Following the development and testing stages, the Cyclomics team set up for clinical trial with 30 early stage and 20 recurrence patients. The question they wanted to answer, Jeroen explained, was whether the Cyclomics protocol allowed the team to make better decisions on treatment regime than the normal monitoring process. The trial began late in 2018, so is mid-progress at the moment, allowing only data for the first two patients to be shared.

The first patient example Jeroen gave presented with a stage II tumour and had a mutation in TP53 at 60% prevalence. They had undergone radiation and chemotherapy, and although the MRI scans showed no visible difference in the first few weeks post-treatment, 9 months later the patient displayed residual disease at lymph nodes. The team obtained blood samples pre-treatment, and at week 2 and 5 post treatment. After including controls of healthy subjects, the preliminary results showed that the mutant levels in the blood dropped in post treatment, only to rise again by week 5, indicating there were some residual disease present very early in the process. This example gave what Jeroen described as a “fine-grain look at treatment response” that correlated with the eventual MRI visual phenotype.

The second patient example consisted of a presentation of a stage IV tumour, meaning data could only be obtained at the pretreatment phase. The aim for this data was to demonstrate that the relevant mutation could be clearly identified, and quickly, so Jeroen plotted the sequencing results as a function of sequencing time. This graph showed that within 5-7 hours, the team could see ample evidence for the presence of problematic mutations in the patient’s blood.

Based on these early examples, the Cyclomics team are optimistic that the process they develop can allow much more rapid interventions into treatment cycles by acting on mutation data on a quick turnaround.

To conclude his talk, Jeroen highlighted some of the methods for improvement he is pursuing right now. Referring back to the improvement basecalling with the new guppy basecaller made to the false positive rate, Jeroen explained that this gives him a clear conclusion – all the information must be in the signal, and it is the interpretation of that data that makes a crucial difference.
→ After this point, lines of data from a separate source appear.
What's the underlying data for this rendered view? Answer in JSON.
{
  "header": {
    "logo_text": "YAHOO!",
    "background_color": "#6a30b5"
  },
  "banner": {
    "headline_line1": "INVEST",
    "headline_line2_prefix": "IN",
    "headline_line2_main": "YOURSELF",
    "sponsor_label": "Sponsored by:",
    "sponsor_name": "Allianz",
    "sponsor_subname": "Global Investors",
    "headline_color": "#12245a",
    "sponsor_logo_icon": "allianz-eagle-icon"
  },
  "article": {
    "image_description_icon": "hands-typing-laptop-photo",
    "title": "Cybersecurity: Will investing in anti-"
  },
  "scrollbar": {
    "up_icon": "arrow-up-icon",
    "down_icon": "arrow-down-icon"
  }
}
This lead the team to develop an approach using dynamic time warping on the backbone signal and insert signals, and applying deep learning to that data to assess whether a mutation is present directly from the signal, instead of passing via a basecalling step. The accuracy of detection across training epochs increased significantly, illustrating clearly that training and optimising for a particular target can massively increase algorithmic capability. The first results of using the algorithm were very promising, clearly showing the difference between wildtype and mutant reads at very high accuracy, and the hope is that these deep learning approaches will be utilised in the Cyclomics-seq pipeline very soon.

Finally, Jeroen described his overall vision – that Cyclomics-seq should reach patients – and explained that Cyclomics was now a newly formed spinout company who aim to market an ultra-flexible blood test for TP53. Subsequently, this could be expanded to additional fundamental gene targets, but the team are also actively pursing widening their approach to a whole-genome method that could incorporate base modification analysis too. Overall, the ambition is to be the first liquid biopsy company based on a third generation sequencing platform.

Authors: Jeroen de Ridder